Driving from the right side of the car has scrambled our spatial affiliations. We have no instinct for where the left side of the car – usually right next to us – might actually be. My father (formerly liberal, now a conservative) drifts happily left when he drives. Frequently we’re actually on the shoulder; once we drive into a curb. Less oblivious than is my wont, I find myself noticing and saying what bothers me, loudly and often: “Move right. Right!” Meanwhile I (a conservative-cum-leftist) compensate by driving so far to the right that I get honked at, repeatedly, by oncoming traffic. During this trip I wonder if our politics, like our driving, are compensatory.

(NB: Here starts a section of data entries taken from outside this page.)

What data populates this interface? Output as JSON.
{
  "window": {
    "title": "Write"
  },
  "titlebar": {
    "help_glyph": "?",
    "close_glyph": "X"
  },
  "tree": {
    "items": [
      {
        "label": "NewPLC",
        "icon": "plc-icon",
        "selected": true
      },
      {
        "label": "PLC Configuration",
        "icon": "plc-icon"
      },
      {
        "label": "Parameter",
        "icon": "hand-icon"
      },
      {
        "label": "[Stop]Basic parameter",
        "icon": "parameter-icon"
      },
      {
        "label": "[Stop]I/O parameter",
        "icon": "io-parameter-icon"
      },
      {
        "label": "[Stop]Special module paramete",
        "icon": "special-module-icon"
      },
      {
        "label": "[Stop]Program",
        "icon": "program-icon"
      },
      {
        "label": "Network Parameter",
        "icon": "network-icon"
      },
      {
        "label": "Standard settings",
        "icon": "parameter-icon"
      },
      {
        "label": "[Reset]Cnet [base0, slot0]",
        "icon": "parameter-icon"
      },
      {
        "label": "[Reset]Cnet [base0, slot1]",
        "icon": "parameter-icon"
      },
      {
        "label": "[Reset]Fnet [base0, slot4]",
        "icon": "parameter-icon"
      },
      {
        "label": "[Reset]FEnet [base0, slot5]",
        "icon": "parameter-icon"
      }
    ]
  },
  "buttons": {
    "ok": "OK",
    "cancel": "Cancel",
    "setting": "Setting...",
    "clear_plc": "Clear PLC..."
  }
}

We’re close, my https://hookupdate.net/geek2geek-review/ dad and I, but when you stop living together, you miss the steps of each other’s journeys. (Not just the journeys, the destinations, too. Where’d you land, dad? Where’d you go, kid? What values do we still share?) The best thing about this trip turns out to be the quiet ways our worst fears about each other are assuaged. I don’t hate men. He doesn’t think the poor should die. We’re not particularly expressive people, but I sometimes think of our behavior in traffic – him left, me right – as a sublimated gesture of goodwill, a conciliatory tending toward the other. (Then again, we both keep accidentally turning on the windshield wipers. There are limits to how much interpretive weight our bad driving will bear.)